But even if that's true, it's also true that certain religious groups regard some forms of contraceptives as morally wrong. This is where simplistic defenses involving the word "science" are misleading; even if the medical community has come to a rough consensus about the definition of conception, there's no way that this consensus can entirely displace or satisfy larger philosophical and religious convictions about the nature of life itself. At its deepest level, this controversy is about competing understandings about the "truth" of human existence. This kind of competition has always been part of life in America, and it probably always will be.

Given this, winning this age-old faux battle between science and faith seems less important than paying attention to where the subtle lines of control and power are drawn. Women need to be able to get birth control, the Supreme Court says, but the government can't make people violate their sincerely held beliefs in order for them to get it. On balance, the Court has decided, certain kinds of companies have the same kinds of religious-freedom rights as people do, and paying for birth-control may legitimately violate someone's conscience. That doesn't make affordable birth-control less important; it's just a layer of nuance affecting how women get it.

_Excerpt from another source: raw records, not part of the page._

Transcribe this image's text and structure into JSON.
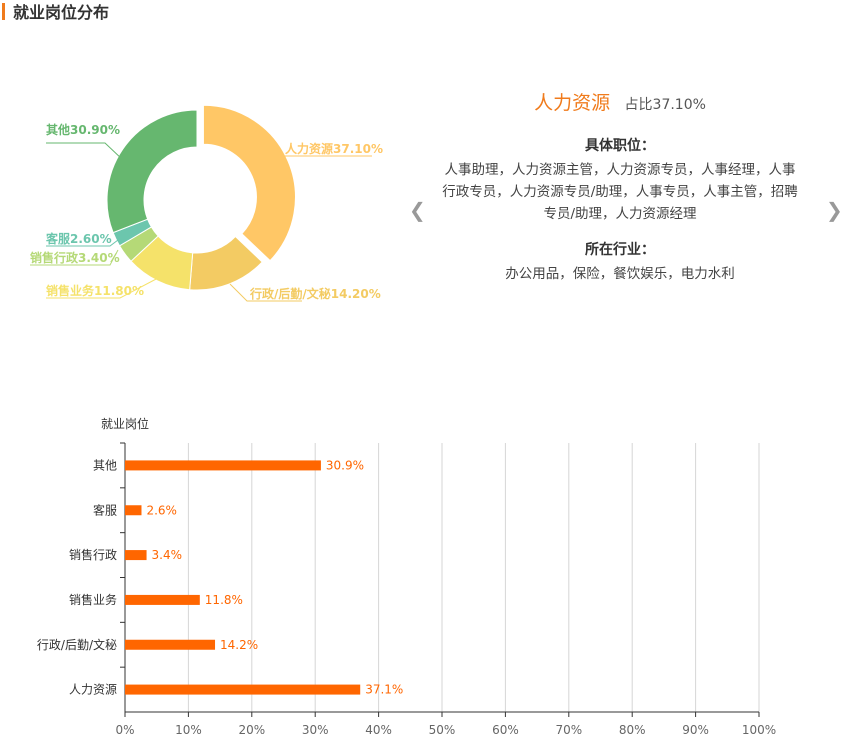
{
  "section_title": "就业岗位分布",
  "colors": {
    "accent": "#f07b1c",
    "bar": "#ff6600"
  },
  "info_panel": {
    "name": "人力资源",
    "ratio": "占比37.10%",
    "positions_label": "具体职位：",
    "positions": "人事助理，人力资源主管，人力资源专员，人事经理，人事行政专员，人力资源专员/助理，人事专员，人事主管，招聘专员/助理，人力资源经理",
    "industry_label": "所在行业：",
    "industries": "办公用品，保险，餐饮娱乐，电力水利",
    "prev_icon": "chevron-left-icon",
    "next_icon": "chevron-right-icon"
  },
  "chart_data": [
    {
      "type": "pie",
      "slices": [
        {
          "label": "人力资源37.10%",
          "category": "人力资源",
          "value": 37.1,
          "color": "#ffc766",
          "selected": true
        },
        {
          "label": "行政/后勤/文秘14.20%",
          "category": "行政/后勤/文秘",
          "value": 14.2,
          "color": "#f3cb63"
        },
        {
          "label": "销售业务11.80%",
          "category": "销售业务",
          "value": 11.8,
          "color": "#f5e26a"
        },
        {
          "label": "销售行政3.40%",
          "category": "销售行政",
          "value": 3.4,
          "color": "#b5d977"
        },
        {
          "label": "客服2.60%",
          "category": "客服",
          "value": 2.6,
          "color": "#6cc6ad"
        },
        {
          "label": "其他30.90%",
          "category": "其他",
          "value": 30.9,
          "color": "#66b76f"
        }
      ]
    },
    {
      "type": "bar",
      "orientation": "horizontal",
      "ylabel": "就业岗位",
      "categories": [
        "其他",
        "客服",
        "销售行政",
        "销售业务",
        "行政/后勤/文秘",
        "人力资源"
      ],
      "values": [
        30.9,
        2.6,
        3.4,
        11.8,
        14.2,
        37.1
      ],
      "value_labels": [
        "30.9%",
        "2.6%",
        "3.4%",
        "11.8%",
        "14.2%",
        "37.1%"
      ],
      "xlim": [
        0,
        100
      ],
      "xticks": [
        "0%",
        "10%",
        "20%",
        "30%",
        "40%",
        "50%",
        "60%",
        "70%",
        "80%",
        "90%",
        "100%"
      ],
      "grid": true
    }
  ]
}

And here's her conclusion

In an abstract sense, this case loosely touches on many of the issues that still haunt contemporary feminism: historical ways in which religious principles have been used to control women's bodies; sexual shaming and conservative sexuality morality; economic barriers to reproductive health for low-income women. But in a specific sense, it's an illustration of a relatively new, constructive challenge for feminism: mostly winning history, but occasionally ceding slightly to those who see the world in a different way.

ETA: I have no idea how that tweet got embedded and I can't seem to remove it!! Sorry!! I think i figured it out... testing...